Sharon Shinn, Troubled Waters
In this traditional fantasy novel, protagonist Zoe Ardelay is plucked from obscurity to become the king’s fifth wife, but she escapes that fate, only to discover unsuspected magical powers that grant her a place at court in her own right. She navigates palace intrigues, contemplates her future role in the court, and tries hard not to fall in love with royal advisor Darien Serlast. This book is not particularly groundbreaking, but I really enjoyed it! The magical system, based on keeping the balance between five elements, is creative and informs the world of the novel in interesting ways. Zoe is likable, though sometimes a bit too impulsive, and Darien is a hero after my own heart. Overall, I liked this one a lot and have already checked out the next book in the series, Royal Airs, from my library!
Robert Barnard, Corpse in a Gilded Cage
In this 1980s take on the English country house mystery, working-class Percy Spender has unexpectedly inherited an earldom and a grand estate. He and his wife just want to sell the place and go back to their regular lives, but their children — not to mention the family lawyer — have other ideas. Then Percy is murdered, and with multiple wills cropping up, it seems the investigation will hinge on who actually inherits the fortune. I wasn’t in the mood for this book when I picked it up, but I thought it would at least be a quick read that I could get off my TBR shelves. However, it actually won me over with its humor and satire of the British class system, not to mention this delightful allusion: “Dixie’s voice warbled from bass to soprano, replete with all the outraged disbelief of Lady Bracknell at her most handbageous.” So I think I need to keep the book now! I’d definitely recommend it to fans of this type of mystery.
Annika Martin, Just Not That into Billionaires
Nine years ago, outgoing ballet dancer Francine had a crush on her co-worker, socially awkward but technologically brilliant Benny. She thought he didn’t feel the same way, but after one drunken night, they got married in Vegas. Feeling ashamed the morning after (she’d tried to sleep with him and he’d refused), Francine left town, and she hasn’t talked to Benny since. Now she needs a divorce, but Benny unexpectedly refuses; instead, he insists that she pose as his loving wife, since he’s now a wildly successful billionaire whose personal life is being scrutinized by the press. Despite this ridiculous plot, this book completely sucked me in. Something about the chemistry between Francine and Benny, and their complementary weirdness, and Benny’s endearing awkwardness, really worked for me! However, I also think some people will find Benny an irredeemable jerk, which I completely understand!

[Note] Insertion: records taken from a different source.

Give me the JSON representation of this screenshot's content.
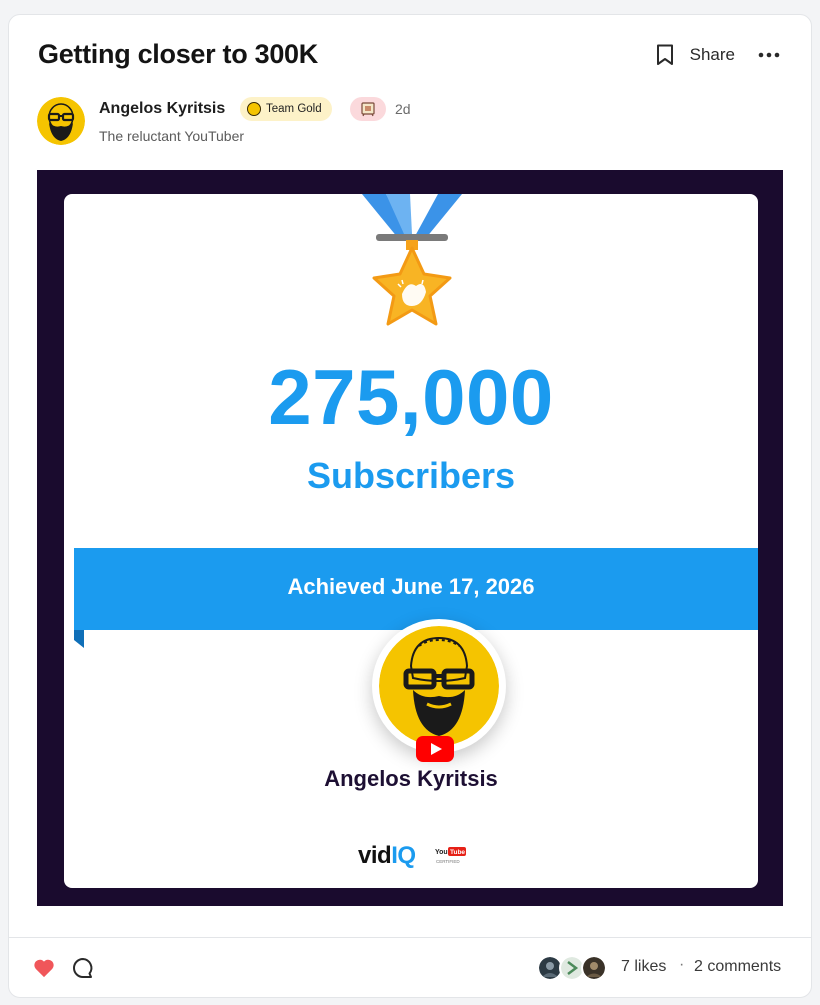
{
  "post": {
    "title": "Getting closer to 300K",
    "share_label": "Share",
    "time": "2d"
  },
  "author": {
    "name": "Angelos Kyritsis",
    "badge": "Team Gold",
    "tagline": "The reluctant YouTuber"
  },
  "milestone": {
    "count": "275,000",
    "unit": "Subscribers",
    "achieved": "Achieved June 17, 2026",
    "channel_name": "Angelos Kyritsis",
    "brand_vid": "vid",
    "brand_iq": "IQ",
    "brand_small": "YouTube",
    "brand_cert": "CERTIFIED"
  },
  "footer": {
    "likes": "7 likes",
    "separator": "·",
    "comments": "2 comments"
  },
  "colors": {
    "accent_blue": "#1b9bef",
    "frame_dark": "#1a0b2e",
    "avatar_yellow": "#f5c400",
    "heart_red": "#f0565a"
  },
  "icons": [
    "bookmark-icon",
    "more-icon",
    "coin-icon",
    "medal-icon",
    "youtube-icon",
    "heart-icon",
    "comment-icon"
  ]
}
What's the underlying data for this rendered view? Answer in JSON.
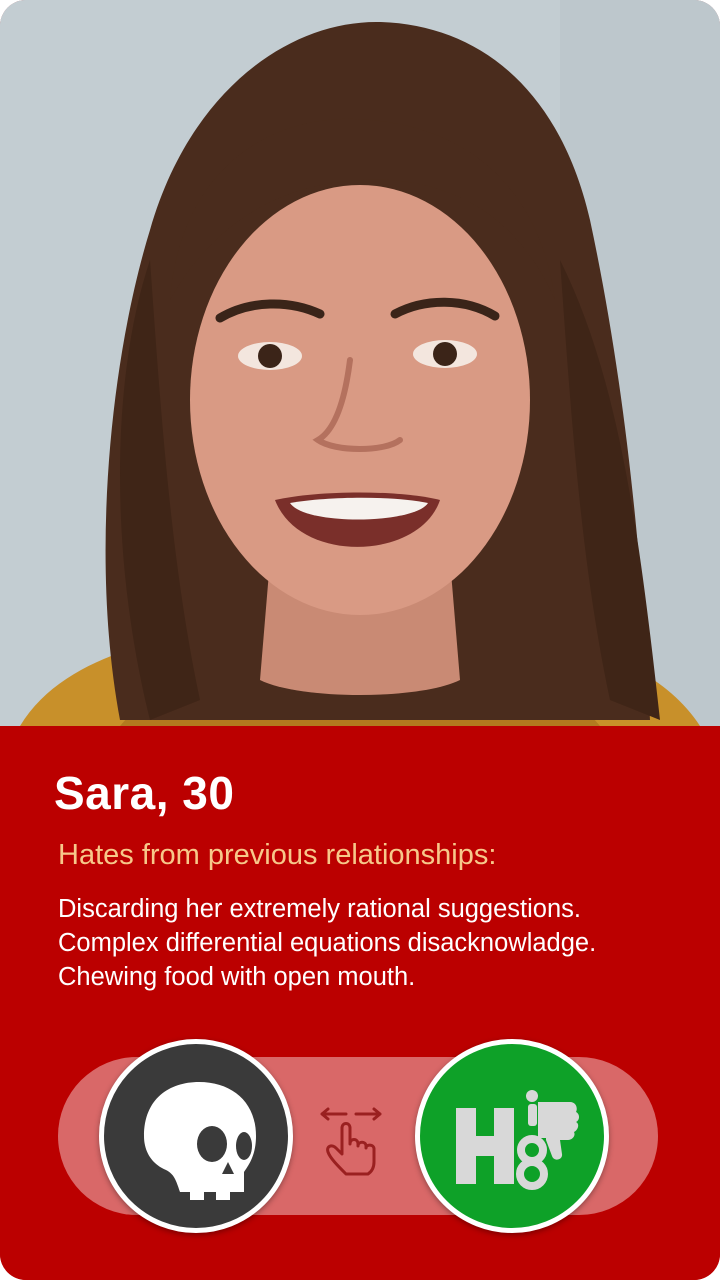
{
  "profile": {
    "name_age": "Sara, 30",
    "section_title": "Hates from previous relationships:",
    "hates": [
      "Discarding her extremely rational suggestions.",
      "Complex differential equations disacknowladge.",
      "Chewing food with open mouth."
    ]
  },
  "actions": {
    "skull_button_icon": "skull-icon",
    "swipe_hint_icon": "swipe-hand-icon",
    "h8_button_icon": "h8-thumbs-down-logo",
    "h8_logo_text": "H8"
  },
  "colors": {
    "panel_red": "#bb0000",
    "section_title": "#f7c88a",
    "track": "#d96868",
    "skull_button": "#3a3a3a",
    "h8_button": "#0ea128"
  }
}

So this book won’t be for everyone, but I liked it and may try more by this author.